But it’s how Jess relates to the country that really sells the story. While she hasn’t lived in Malaysia since she was a toddler, since her parents emigrated from the country in search of a better life for their daughter, Jess has been back. A few times, for visits. But visiting a place and living there are two entirely different experiences. And it’s how she explores these experiences—as a native Malaysian who left, received an Western education, was dosed in “liberal, global culture”, and returned—that affects how the story is told. I quite enjoyed all of it: from the ghosts and gods, to the gangs and underworld; to her parents’ struggle to reconnect with their previous livelihoods; to Jess’s own to establish herself, discover the person she is, to live and to grow, all the while struggling whether or not to come out to her parents, to her family, to legitimize her girlfriend and their relationship.
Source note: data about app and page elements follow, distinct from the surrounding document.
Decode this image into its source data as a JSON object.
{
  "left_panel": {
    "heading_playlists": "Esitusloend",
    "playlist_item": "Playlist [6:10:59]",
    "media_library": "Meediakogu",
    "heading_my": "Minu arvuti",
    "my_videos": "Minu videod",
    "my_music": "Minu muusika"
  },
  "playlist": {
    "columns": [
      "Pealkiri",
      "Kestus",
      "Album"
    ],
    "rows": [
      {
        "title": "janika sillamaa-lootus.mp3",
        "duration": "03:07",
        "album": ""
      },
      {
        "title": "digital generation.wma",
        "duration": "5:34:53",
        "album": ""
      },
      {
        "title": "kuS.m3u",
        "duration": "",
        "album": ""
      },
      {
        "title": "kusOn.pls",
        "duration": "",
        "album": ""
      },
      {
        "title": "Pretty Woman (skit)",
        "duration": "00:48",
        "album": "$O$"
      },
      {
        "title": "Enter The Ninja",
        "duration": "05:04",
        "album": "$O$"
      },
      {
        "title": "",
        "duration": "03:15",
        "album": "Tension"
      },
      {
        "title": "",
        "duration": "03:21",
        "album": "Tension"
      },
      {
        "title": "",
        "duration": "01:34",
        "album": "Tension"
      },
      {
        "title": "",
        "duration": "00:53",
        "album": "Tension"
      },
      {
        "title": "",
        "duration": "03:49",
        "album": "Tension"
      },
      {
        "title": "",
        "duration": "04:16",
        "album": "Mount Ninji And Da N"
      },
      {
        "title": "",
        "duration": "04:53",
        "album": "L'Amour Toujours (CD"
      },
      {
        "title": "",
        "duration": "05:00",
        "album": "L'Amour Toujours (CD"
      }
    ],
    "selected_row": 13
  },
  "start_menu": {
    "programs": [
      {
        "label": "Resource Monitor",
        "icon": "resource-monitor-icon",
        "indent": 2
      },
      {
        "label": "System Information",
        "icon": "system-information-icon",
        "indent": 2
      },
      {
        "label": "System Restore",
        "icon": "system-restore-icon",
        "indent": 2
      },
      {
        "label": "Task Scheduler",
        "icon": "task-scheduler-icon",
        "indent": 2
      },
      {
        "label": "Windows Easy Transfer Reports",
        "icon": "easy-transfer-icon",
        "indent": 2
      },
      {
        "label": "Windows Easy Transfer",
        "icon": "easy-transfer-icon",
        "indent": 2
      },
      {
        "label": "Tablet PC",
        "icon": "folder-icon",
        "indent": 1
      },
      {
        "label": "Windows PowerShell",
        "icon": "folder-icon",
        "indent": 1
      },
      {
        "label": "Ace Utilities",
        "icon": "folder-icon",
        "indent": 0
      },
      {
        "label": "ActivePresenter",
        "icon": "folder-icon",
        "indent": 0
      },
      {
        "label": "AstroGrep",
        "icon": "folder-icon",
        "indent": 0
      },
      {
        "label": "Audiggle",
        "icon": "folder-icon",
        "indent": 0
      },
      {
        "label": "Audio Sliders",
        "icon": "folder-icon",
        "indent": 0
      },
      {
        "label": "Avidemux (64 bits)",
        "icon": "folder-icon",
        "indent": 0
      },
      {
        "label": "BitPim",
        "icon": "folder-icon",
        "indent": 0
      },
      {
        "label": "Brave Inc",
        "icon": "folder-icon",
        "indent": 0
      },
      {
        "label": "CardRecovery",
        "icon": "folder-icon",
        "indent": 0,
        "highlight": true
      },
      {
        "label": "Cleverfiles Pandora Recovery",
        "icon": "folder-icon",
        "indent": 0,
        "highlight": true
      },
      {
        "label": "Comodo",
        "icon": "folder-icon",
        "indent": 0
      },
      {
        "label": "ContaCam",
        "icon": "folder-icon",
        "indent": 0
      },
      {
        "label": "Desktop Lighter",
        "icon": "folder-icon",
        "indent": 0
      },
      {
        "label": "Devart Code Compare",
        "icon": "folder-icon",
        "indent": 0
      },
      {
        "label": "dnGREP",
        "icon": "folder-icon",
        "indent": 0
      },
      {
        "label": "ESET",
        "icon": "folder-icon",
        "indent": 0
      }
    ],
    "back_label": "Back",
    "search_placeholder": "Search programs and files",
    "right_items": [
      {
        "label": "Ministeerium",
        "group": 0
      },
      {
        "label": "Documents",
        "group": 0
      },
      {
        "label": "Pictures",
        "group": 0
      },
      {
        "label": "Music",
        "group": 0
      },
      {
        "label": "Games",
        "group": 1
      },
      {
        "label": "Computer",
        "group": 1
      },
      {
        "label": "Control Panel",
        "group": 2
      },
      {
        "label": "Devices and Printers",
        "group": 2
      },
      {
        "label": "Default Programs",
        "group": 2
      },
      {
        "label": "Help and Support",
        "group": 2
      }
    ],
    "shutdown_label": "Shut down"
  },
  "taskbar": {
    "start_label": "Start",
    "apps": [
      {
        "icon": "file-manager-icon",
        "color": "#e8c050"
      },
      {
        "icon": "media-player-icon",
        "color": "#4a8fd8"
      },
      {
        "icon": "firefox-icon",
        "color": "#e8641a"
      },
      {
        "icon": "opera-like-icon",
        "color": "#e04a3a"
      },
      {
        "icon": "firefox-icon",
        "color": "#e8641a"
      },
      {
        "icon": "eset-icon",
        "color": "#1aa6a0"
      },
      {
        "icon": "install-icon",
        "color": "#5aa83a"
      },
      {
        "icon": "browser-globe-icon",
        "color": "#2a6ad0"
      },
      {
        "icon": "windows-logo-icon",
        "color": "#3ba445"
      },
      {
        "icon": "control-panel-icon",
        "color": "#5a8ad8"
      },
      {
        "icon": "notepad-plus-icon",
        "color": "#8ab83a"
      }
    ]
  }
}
It’s quite the tale, quite the book.
Black Water Sister is a tale of love and acceptance, of hope and defeat, of darkness, death, and growth. Of understanding one’s place, and finding one’s way in the world. There are also gods and ghosts. A gay lead who is very much in the closet and determined to stay there, while her very supportive girlfriend wishes she wouldn’t. It’s about cultural diaspora—of a native daughter returning home only to find it so far from where she remembered. It’s about the past and one’s family—of how blood is blood and kin is kin, but sometimes their actions fade and should be forgotten while others should be remembered above all else. Black Water Sister is a story about a daughter’s quest for acceptance. A girl’s journey to become a woman. A woman’s quest to find what she wants out of life, of who and what she wants to become. While it’s not a perfect story, so little is in this life. Black Water Sister tells a human story of a very human girl/woman (albeit one who can talk to/see gods and ghosts). I’d definitely recommend it to anyone, but especially lovers of paranormal, supernatural, fantasy, urban fantasy above all else.
Audio Note: Catherine Ho does an excellent job bringing Jessamyn Toeh to life! There were a few minor missteps, but I’d chalk those up to being “how do I relate this feeling simply through words” rather than anything the narrator could’ve improved on. I read Black Water Sister as an audiobook in just under three days, and cannot recommend it in this format enough! I can’t wait to see more of Zen Cho and Catherine Ho in the future!